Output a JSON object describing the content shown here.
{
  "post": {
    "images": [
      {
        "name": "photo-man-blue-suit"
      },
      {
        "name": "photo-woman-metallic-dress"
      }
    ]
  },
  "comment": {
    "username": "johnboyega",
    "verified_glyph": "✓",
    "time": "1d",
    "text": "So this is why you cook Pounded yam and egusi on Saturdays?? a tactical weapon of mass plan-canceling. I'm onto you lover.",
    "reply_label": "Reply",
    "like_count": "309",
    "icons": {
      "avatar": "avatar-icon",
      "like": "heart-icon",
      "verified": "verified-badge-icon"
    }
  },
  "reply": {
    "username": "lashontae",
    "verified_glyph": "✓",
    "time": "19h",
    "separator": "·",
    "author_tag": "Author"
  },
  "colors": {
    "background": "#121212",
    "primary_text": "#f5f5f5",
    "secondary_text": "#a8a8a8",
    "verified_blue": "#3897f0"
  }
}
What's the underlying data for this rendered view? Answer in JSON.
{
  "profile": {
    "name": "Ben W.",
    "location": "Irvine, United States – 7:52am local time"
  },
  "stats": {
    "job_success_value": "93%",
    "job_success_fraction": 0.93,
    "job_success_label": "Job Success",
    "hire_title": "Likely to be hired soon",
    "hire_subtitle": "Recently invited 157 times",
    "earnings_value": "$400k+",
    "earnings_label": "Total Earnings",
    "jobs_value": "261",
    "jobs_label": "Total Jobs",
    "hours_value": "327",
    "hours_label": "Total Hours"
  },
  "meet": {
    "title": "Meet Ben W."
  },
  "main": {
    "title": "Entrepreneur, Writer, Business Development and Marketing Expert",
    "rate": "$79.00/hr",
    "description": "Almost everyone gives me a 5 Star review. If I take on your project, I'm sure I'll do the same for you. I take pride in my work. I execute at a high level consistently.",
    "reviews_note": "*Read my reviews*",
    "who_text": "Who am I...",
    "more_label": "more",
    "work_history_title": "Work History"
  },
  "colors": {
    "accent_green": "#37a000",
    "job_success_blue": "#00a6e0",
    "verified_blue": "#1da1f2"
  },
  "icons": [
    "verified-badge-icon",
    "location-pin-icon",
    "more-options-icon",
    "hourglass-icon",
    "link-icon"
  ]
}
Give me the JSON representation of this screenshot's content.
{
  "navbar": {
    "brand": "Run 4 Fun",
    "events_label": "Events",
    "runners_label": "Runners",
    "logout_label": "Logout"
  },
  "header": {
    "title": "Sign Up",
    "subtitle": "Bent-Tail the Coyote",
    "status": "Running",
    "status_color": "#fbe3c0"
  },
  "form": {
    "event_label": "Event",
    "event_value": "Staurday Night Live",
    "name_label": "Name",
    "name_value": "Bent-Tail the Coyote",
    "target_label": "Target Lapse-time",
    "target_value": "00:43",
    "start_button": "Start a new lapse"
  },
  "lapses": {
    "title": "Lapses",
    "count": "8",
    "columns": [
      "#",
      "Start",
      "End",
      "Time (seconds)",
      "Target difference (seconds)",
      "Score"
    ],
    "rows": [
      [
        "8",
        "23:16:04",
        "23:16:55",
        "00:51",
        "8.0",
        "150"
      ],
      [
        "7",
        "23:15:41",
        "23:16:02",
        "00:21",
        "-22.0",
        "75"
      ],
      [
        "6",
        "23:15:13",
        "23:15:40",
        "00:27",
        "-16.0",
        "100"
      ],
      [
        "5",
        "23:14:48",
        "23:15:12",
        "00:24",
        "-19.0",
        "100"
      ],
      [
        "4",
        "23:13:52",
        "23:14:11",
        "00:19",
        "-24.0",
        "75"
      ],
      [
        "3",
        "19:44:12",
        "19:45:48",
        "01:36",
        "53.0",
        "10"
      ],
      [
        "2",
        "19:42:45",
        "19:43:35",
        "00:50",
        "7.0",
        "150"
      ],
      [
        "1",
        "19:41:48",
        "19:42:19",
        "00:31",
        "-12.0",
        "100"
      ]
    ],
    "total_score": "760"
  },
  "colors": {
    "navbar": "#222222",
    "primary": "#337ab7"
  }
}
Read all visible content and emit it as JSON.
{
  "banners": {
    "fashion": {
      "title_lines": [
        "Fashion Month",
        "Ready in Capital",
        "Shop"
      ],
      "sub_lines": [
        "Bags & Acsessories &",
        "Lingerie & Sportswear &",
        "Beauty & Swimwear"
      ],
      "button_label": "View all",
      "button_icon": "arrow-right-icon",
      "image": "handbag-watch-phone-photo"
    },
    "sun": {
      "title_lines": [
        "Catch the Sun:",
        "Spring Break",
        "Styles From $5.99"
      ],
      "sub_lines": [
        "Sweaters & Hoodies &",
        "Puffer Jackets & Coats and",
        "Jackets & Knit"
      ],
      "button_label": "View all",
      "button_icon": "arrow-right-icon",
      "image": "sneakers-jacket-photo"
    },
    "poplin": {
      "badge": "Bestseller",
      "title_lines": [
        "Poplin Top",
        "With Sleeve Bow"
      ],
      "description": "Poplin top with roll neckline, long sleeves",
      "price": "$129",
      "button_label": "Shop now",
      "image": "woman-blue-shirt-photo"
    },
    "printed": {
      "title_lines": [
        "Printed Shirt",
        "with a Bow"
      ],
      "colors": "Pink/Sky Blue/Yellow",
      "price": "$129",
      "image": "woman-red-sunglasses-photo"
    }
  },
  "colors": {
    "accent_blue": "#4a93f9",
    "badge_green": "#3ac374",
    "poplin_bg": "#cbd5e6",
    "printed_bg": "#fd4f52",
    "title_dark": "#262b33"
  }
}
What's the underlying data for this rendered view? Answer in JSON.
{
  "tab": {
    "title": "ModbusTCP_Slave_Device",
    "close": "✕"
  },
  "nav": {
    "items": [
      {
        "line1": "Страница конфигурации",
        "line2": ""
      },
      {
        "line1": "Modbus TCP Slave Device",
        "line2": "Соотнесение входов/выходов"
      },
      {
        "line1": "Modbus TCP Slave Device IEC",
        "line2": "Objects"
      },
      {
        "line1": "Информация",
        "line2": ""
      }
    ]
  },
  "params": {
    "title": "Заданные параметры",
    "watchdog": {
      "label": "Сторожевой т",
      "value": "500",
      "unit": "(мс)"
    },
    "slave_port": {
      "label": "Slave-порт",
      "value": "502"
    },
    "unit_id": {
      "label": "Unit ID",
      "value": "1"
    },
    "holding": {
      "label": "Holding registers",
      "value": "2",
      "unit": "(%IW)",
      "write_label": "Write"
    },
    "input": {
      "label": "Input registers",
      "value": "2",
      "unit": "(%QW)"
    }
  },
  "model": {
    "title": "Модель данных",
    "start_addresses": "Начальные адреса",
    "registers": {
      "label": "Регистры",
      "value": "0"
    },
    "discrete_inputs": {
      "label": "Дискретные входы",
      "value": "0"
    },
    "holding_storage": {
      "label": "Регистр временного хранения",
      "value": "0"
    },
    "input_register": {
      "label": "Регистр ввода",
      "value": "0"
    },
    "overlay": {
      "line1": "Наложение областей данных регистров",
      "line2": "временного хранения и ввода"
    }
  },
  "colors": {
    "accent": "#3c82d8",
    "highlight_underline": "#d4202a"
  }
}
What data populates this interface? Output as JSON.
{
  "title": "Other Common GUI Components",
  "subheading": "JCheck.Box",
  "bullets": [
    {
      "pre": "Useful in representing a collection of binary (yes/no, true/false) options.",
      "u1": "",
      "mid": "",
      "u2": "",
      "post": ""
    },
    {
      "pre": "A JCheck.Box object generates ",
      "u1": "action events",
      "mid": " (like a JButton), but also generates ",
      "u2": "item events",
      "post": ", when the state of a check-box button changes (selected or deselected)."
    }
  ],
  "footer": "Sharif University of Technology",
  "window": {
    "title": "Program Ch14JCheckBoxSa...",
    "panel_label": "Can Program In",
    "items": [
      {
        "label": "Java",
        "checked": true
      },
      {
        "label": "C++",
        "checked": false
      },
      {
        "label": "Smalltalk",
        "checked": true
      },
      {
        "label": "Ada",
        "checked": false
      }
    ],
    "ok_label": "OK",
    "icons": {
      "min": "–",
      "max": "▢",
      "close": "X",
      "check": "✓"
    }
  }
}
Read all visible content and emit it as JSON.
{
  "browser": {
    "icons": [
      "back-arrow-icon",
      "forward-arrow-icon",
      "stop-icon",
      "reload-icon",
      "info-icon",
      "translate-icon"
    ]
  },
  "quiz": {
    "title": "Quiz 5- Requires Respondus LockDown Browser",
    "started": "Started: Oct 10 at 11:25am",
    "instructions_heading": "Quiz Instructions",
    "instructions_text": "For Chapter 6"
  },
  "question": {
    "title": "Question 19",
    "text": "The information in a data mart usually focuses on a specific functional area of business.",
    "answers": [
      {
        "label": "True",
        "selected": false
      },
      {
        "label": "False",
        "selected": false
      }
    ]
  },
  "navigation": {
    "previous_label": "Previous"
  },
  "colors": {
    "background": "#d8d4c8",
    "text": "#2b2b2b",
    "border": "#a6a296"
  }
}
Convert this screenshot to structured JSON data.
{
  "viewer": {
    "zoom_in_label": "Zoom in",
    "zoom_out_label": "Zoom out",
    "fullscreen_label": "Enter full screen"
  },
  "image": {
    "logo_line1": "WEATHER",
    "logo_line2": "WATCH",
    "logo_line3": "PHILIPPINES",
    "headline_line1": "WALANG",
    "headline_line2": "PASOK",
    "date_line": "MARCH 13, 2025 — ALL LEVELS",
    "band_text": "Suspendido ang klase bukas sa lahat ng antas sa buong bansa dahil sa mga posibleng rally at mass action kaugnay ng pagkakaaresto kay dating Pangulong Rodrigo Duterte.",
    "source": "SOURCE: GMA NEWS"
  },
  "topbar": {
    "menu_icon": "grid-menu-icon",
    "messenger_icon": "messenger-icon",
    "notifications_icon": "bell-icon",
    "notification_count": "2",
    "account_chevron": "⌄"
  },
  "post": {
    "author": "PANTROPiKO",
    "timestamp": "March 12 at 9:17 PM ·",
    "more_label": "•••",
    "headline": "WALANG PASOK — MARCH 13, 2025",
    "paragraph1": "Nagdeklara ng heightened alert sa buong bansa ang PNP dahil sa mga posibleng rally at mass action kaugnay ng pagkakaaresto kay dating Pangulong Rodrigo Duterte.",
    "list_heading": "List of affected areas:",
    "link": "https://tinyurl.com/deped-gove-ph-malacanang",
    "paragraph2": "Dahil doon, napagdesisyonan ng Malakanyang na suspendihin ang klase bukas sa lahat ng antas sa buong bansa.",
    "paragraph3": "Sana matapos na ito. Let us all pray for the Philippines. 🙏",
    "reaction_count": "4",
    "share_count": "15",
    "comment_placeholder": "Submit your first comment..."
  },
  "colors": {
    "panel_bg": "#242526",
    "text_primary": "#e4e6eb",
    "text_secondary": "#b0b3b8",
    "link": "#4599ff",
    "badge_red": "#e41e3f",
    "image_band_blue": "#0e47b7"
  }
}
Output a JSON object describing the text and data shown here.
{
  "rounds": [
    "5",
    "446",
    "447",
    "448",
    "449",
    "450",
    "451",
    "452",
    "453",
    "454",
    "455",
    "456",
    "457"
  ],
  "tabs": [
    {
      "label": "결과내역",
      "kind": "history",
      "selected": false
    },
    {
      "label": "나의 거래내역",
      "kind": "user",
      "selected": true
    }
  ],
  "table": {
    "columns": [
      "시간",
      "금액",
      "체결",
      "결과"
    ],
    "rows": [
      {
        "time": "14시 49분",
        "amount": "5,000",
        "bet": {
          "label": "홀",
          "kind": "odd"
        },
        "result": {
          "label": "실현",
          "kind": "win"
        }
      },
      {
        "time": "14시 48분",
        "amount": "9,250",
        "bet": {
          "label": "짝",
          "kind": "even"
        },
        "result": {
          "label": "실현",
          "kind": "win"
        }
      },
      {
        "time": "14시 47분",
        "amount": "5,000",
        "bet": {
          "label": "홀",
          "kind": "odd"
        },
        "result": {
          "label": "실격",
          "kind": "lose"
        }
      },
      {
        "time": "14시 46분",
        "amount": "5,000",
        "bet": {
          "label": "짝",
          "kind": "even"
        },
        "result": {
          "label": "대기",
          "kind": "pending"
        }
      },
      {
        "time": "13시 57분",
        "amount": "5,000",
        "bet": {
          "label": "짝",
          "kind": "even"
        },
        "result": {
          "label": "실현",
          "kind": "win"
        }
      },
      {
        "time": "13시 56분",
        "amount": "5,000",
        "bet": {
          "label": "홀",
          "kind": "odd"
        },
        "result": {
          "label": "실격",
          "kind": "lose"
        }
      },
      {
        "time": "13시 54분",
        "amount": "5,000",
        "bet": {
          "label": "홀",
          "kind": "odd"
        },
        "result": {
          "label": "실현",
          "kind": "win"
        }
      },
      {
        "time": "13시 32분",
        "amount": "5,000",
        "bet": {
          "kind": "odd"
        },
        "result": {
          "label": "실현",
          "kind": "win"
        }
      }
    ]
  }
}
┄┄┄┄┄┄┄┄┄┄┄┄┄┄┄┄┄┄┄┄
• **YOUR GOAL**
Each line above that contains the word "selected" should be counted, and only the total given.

• **ANSWER FOR THE TASK**
5